N2 - The right to be forgotten gained international attention in May 2014, when the European Court of Justice ruled that Google was obligated to recognize European citizens’ data protection rights to address inadequate, irrelevant, or excessive personal information. As of April 14, 2015, Google received 239,337 requests to eliminate 867,930 URLs from search results and has removed 305,095 URLs, a rate of 41.5 percent. The right to be forgotten is intended to legally address digital information that lingers and threatens to shackle individuals to their past by exposing the information to opaque data processing and online judgment. There are a number of challenges to developing these rights – digital information means and touches so many aspects of life across cultures as they grapple with new policies. The controversial ruling and establishment of such a right, potential for a similar movement in the U.S., and future of transborder data flows will be discussed by this esteemed panel.

AB - The right to be forgotten gained international attention in May 2014, when the European Court of Justice ruled that Google was obligated to recognize European citizens’ data protection rights to address inadequate, irrelevant, or excessive personal information. As of April 14, 2015, Google received 239,337 requests to eliminate 867,930 URLs from search results and has removed 305,095 URLs, a rate of 41.5 percent. The right to be forgotten is intended to legally address digital information that lingers and threatens to shackle individuals to their past by exposing the information to opaque data processing and online judgment. There are a number of challenges to developing these rights – digital information means and touches so many aspects of life across cultures as they grapple with new policies.
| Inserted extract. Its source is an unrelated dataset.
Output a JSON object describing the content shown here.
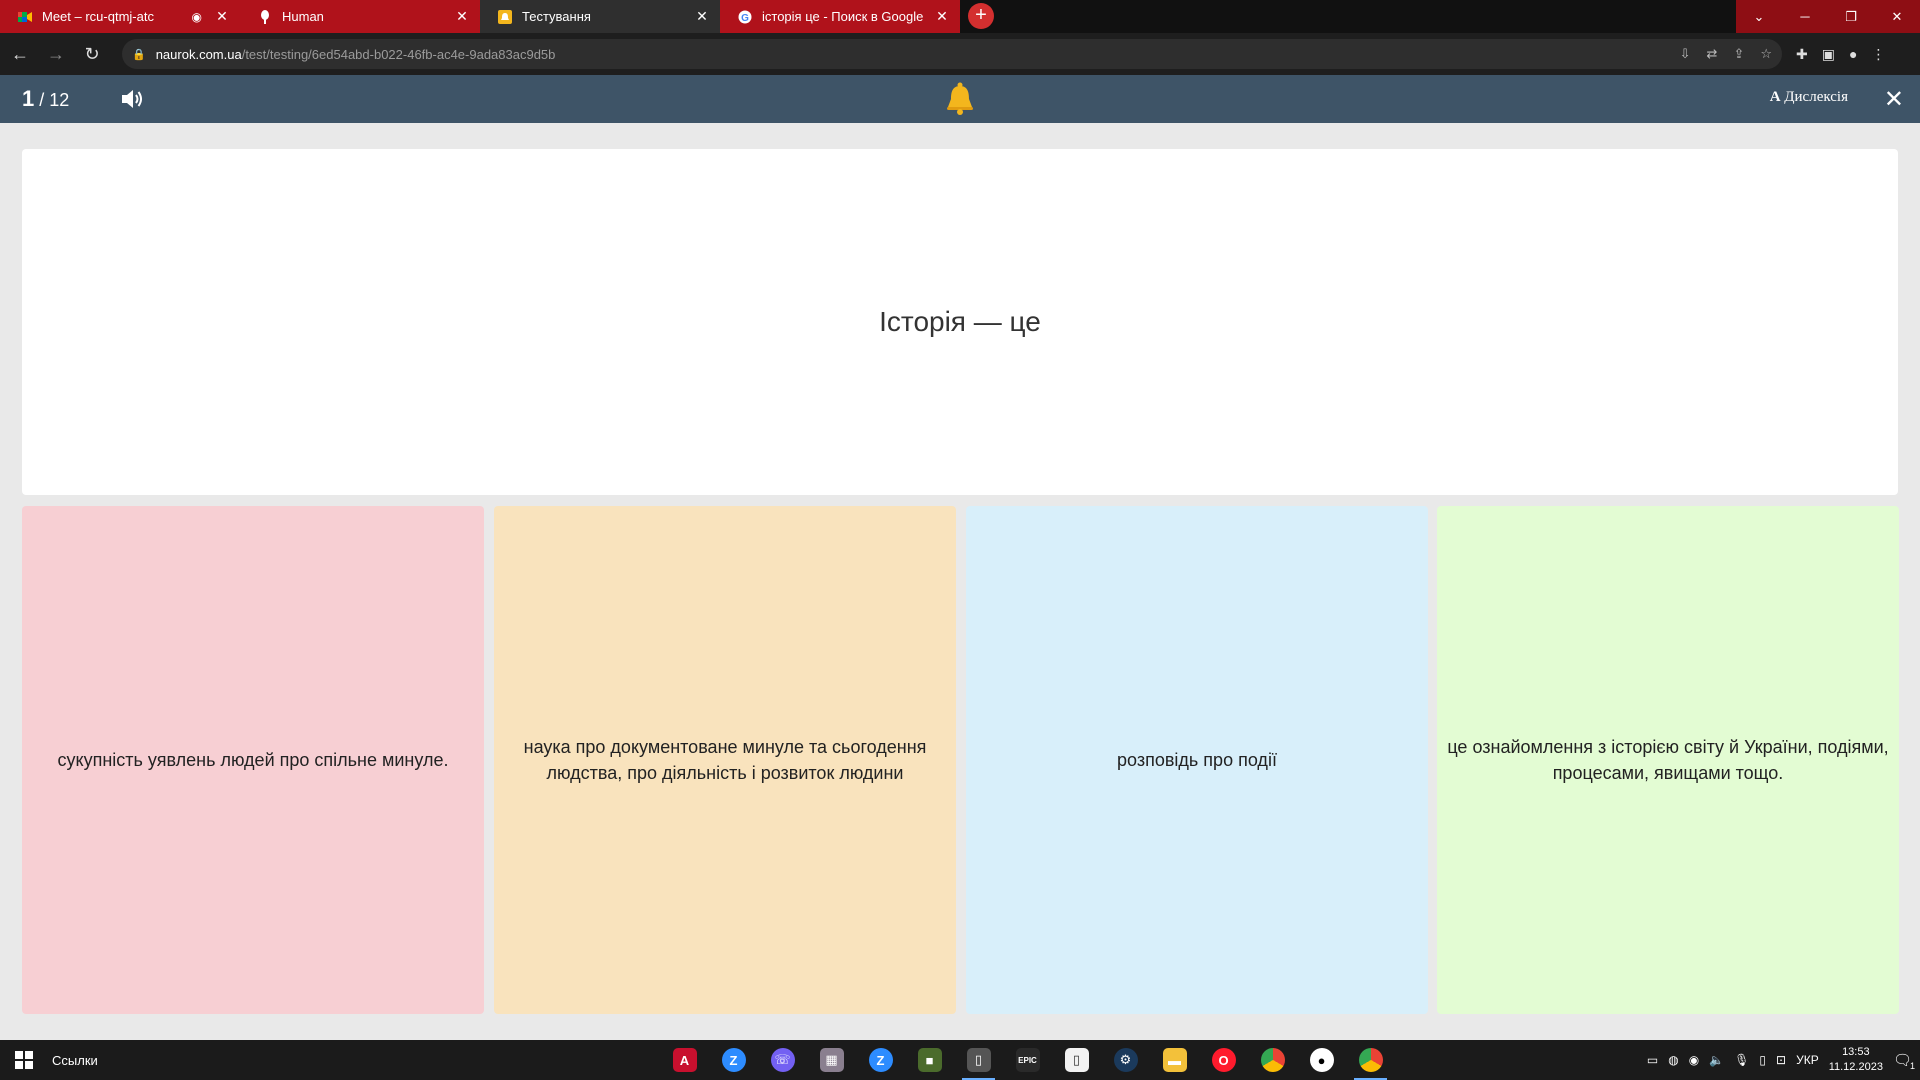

The controversial ruling and establishment of such a right, potential for a similar movement in the U.S., and future of transborder data flows will be discussed by this esteemed panel.

UR - https://www.asist.org/files/meetings/am15/proceedings/submissions/panels/54panel.pdf

M3 - Conference abstract for conference

T2 - 2015 Annual Meeting of the Association for Information Science and Technology

Y2 - 6 November 2015 through 10 November 2015

ER -

ID: 148003338